* MONTANA – An “anti” has launched an initiative to prohibit video gambling machines. A plan for slots in historic buildings was quickly killed. Religious activists failed in their attempt to put a proposed constitutional amendment on the Nov. 2000 ballot, which would have outlawed all gambling. They needed only 39,724 signatures, but they could not get even half that number. Tribes were in a quandary, because some believed they alone would have been allowed to continue. At present the state has more than 16,000 video gaming machines, in more than 1,600 premises; interestingly, more video keno than video poker; up to 20 devices per location; maximum wager – $2; maximum payout – $800. Six tribes have compacts, allowing each to have 100 video gambling machines with $1,000 payouts, but no banking card games; two other tribes have not signed.
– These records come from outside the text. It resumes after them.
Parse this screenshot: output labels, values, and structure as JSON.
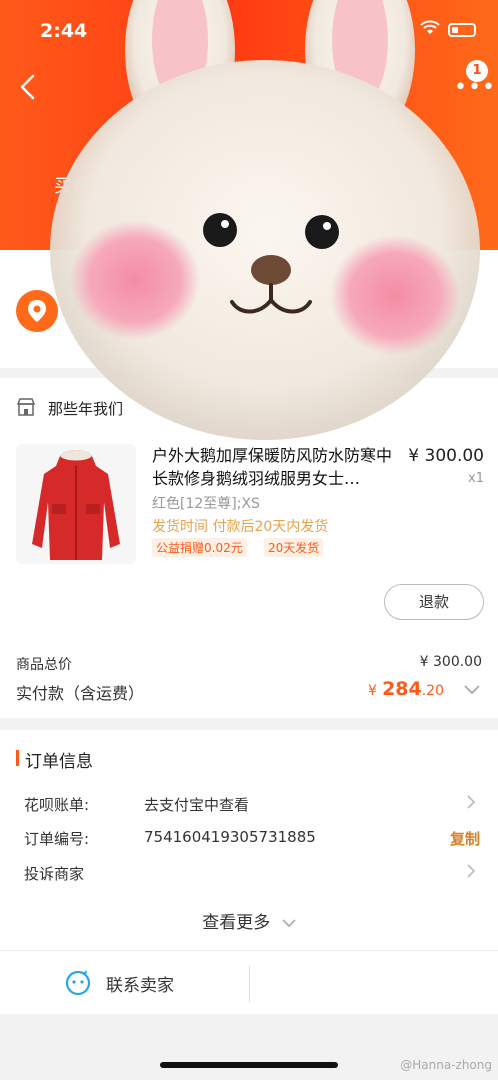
{
  "status_bar": {
    "time": "2:44"
  },
  "header": {
    "title": "买家",
    "badge": "1"
  },
  "address": {
    "line1": "",
    "line2": ""
  },
  "order": {
    "shop_name": "那些年我们",
    "product": {
      "title": "户外大鹅加厚保暖防风防水防寒中长款修身鹅绒羽绒服男女士…",
      "price": "¥ 300.00",
      "qty": "x1",
      "sku": "红色[12至尊];XS",
      "ship_time": "发货时间  付款后20天内发货",
      "tag_charity": "公益捐赠0.02元",
      "tag_days": "20天发货"
    },
    "refund_button": "退款",
    "total_label": "商品总价",
    "total_value": "¥ 300.00",
    "pay_label": "实付款（含运费）",
    "pay_currency": "¥",
    "pay_int": "284",
    "pay_dec": ".20"
  },
  "info": {
    "title": "订单信息",
    "rows": [
      {
        "label": "花呗账单:",
        "value": "去支付宝中查看"
      },
      {
        "label": "订单编号:",
        "value": "754160419305731885"
      },
      {
        "label": "投诉商家",
        "value": ""
      }
    ],
    "copy_label": "复制",
    "see_more": "查看更多",
    "contact_label": "联系卖家"
  },
  "watermark": "@Hanna-zhong",
  "colors": {
    "accent": "#ff5a1a",
    "header": "#ff3a12",
    "copy": "#d9822b"
  }
}
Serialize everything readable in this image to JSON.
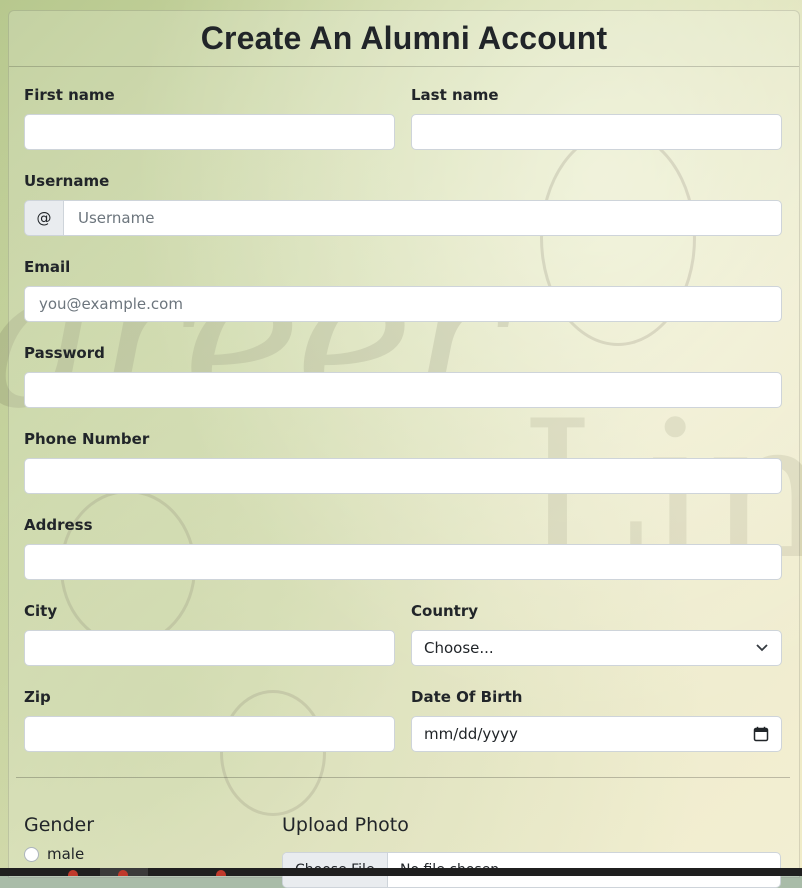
{
  "form": {
    "title": "Create An Alumni Account",
    "first_name": {
      "label": "First name",
      "value": ""
    },
    "last_name": {
      "label": "Last name",
      "value": ""
    },
    "username": {
      "label": "Username",
      "addon": "@",
      "placeholder": "Username"
    },
    "email": {
      "label": "Email",
      "placeholder": "you@example.com"
    },
    "password": {
      "label": "Password",
      "value": ""
    },
    "phone": {
      "label": "Phone Number",
      "value": ""
    },
    "address": {
      "label": "Address",
      "value": ""
    },
    "city": {
      "label": "City",
      "value": ""
    },
    "country": {
      "label": "Country",
      "selected": "Choose..."
    },
    "zip": {
      "label": "Zip",
      "value": ""
    },
    "dob": {
      "label": "Date Of Birth",
      "placeholder": "mm/dd/yyyy"
    },
    "gender": {
      "label": "Gender",
      "options": [
        "male"
      ]
    },
    "photo": {
      "label": "Upload Photo",
      "button": "Choose File",
      "file_status": "No file chosen"
    }
  },
  "icons": {
    "select_caret": "chevron-down-icon",
    "calendar": "calendar-icon"
  },
  "colors": {
    "background_tint": "#cfd9a8",
    "text": "#212529",
    "border": "#ced4da",
    "addon_bg": "#e9ecef"
  }
}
State law allows a dozen forms of gambling, including card clubs, sports pools, Calcutta pools and fantasy sports leagues.

!* NEBRASKA – Sen. DiAnna Schimek has introduced a bill to put a state constitutional amendment on the 2002 ballot allowing casino gambling on Indian reservations. The Santee Sioux’s lawsuit against the state was dismissed following Seminole. The tribe opened a casino anyway. A U.S. trial judge ordered the tribe to pay a $6,000/day fine — the tribe pulled its pull-tab machines in June 2001, after the fines totaled $4.6 million. Casino initiatives did not make the Nov. 1996 ballot, because many signatures were from people who were dead.
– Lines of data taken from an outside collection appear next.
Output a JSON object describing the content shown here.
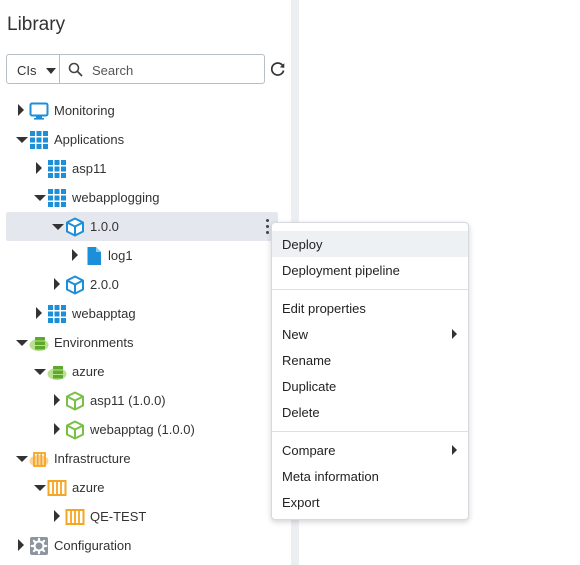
{
  "sidebar": {
    "title": "Library",
    "ci_select": {
      "value": "CIs"
    },
    "search": {
      "placeholder": "Search",
      "value": ""
    },
    "refresh_icon": "refresh-icon"
  },
  "tree": [
    {
      "label": "Monitoring",
      "expanded": false,
      "icon": "monitor-icon",
      "depth": 0
    },
    {
      "label": "Applications",
      "expanded": true,
      "icon": "grid-icon",
      "depth": 0
    },
    {
      "label": "asp11",
      "expanded": false,
      "icon": "grid-icon",
      "depth": 1
    },
    {
      "label": "webapplogging",
      "expanded": true,
      "icon": "grid-icon",
      "depth": 1
    },
    {
      "label": "1.0.0",
      "expanded": true,
      "icon": "package-icon",
      "depth": 2,
      "selected": true
    },
    {
      "label": "log1",
      "expanded": false,
      "icon": "file-icon",
      "depth": 3
    },
    {
      "label": "2.0.0",
      "expanded": false,
      "icon": "package-icon",
      "depth": 2
    },
    {
      "label": "webapptag",
      "expanded": false,
      "icon": "grid-icon",
      "depth": 1
    },
    {
      "label": "Environments",
      "expanded": true,
      "icon": "environment-icon",
      "depth": 0
    },
    {
      "label": "azure",
      "expanded": true,
      "icon": "environment-icon",
      "depth": 1
    },
    {
      "label": "asp11 (1.0.0)",
      "expanded": false,
      "icon": "green-package-icon",
      "depth": 2
    },
    {
      "label": "webapptag (1.0.0)",
      "expanded": false,
      "icon": "green-package-icon",
      "depth": 2
    },
    {
      "label": "Infrastructure",
      "expanded": true,
      "icon": "infrastructure-icon",
      "depth": 0
    },
    {
      "label": "azure",
      "expanded": true,
      "icon": "server-icon",
      "depth": 1
    },
    {
      "label": "QE-TEST",
      "expanded": false,
      "icon": "server-icon",
      "depth": 2
    },
    {
      "label": "Configuration",
      "expanded": false,
      "icon": "gear-icon",
      "depth": 0
    }
  ],
  "context_menu": {
    "items": [
      {
        "label": "Deploy",
        "highlighted": true
      },
      {
        "label": "Deployment pipeline"
      },
      {
        "label": "Edit properties"
      },
      {
        "label": "New",
        "submenu": true
      },
      {
        "label": "Rename"
      },
      {
        "label": "Duplicate"
      },
      {
        "label": "Delete"
      },
      {
        "label": "Compare",
        "submenu": true
      },
      {
        "label": "Meta information"
      },
      {
        "label": "Export"
      }
    ]
  },
  "colors": {
    "blue": "#1b8fd8",
    "green": "#77c043",
    "orange": "#f5a623",
    "grey": "#8c959e",
    "selected_bg": "#e4e8ee",
    "gutter": "#eceff2"
  }
}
!* NEVADA – The Legislature and Casino Malaysia Governor gave the Gaming Control Board power to decide whether Nevada licensees can open Internet casinos. The tax would be 6.25% (same as real casinos) plus a fee of $1 million for two years. A bill to create a State Lottery, with tickets sold only in casinos, failed. But Las Vegas casinos introduced a keno-lottery game with progressive jackpots, despite lotteries being prohibited by the state constitution. Casinos can now open private salons for high-rollers. The Board promulgated regulations against kiddie-themed slots. One of the first to pass, with restrictions, was IGT’s “Addams Family” slots. A bill has been introduced to require casinos to pay slot jackpots, even when the symbols lined up due to a malfunction. In a P.R. move, the state lifted the ban on betting on local sports teams. Regulators have proposed putting a $550 cap on bets on college sports; there are 150+ licensed sports books. Federal Judge Philip Pro and the State Supreme Court ruled unpaid casino markers are checks under Nevada’s criminal bad checks law. In 2000, casinos won $9.6 billion, more than $5 billion from slot machines. For the first time anywhere in Nevada, gaming brought in less than half of total revenue on the Las Vegas Strip. There are approximately 200,000 slots in the state; most are in the approximately 243 casinos. The Nevada Gaming Commission now limits new “restricted licenses” (15 slots machines maximum) to convenience stores, supermarkets, drugstores and bars. State Sen. Joe Neal failed to raise the gross gaming tax on the largest casinos from 6.25%, the lowest in the country.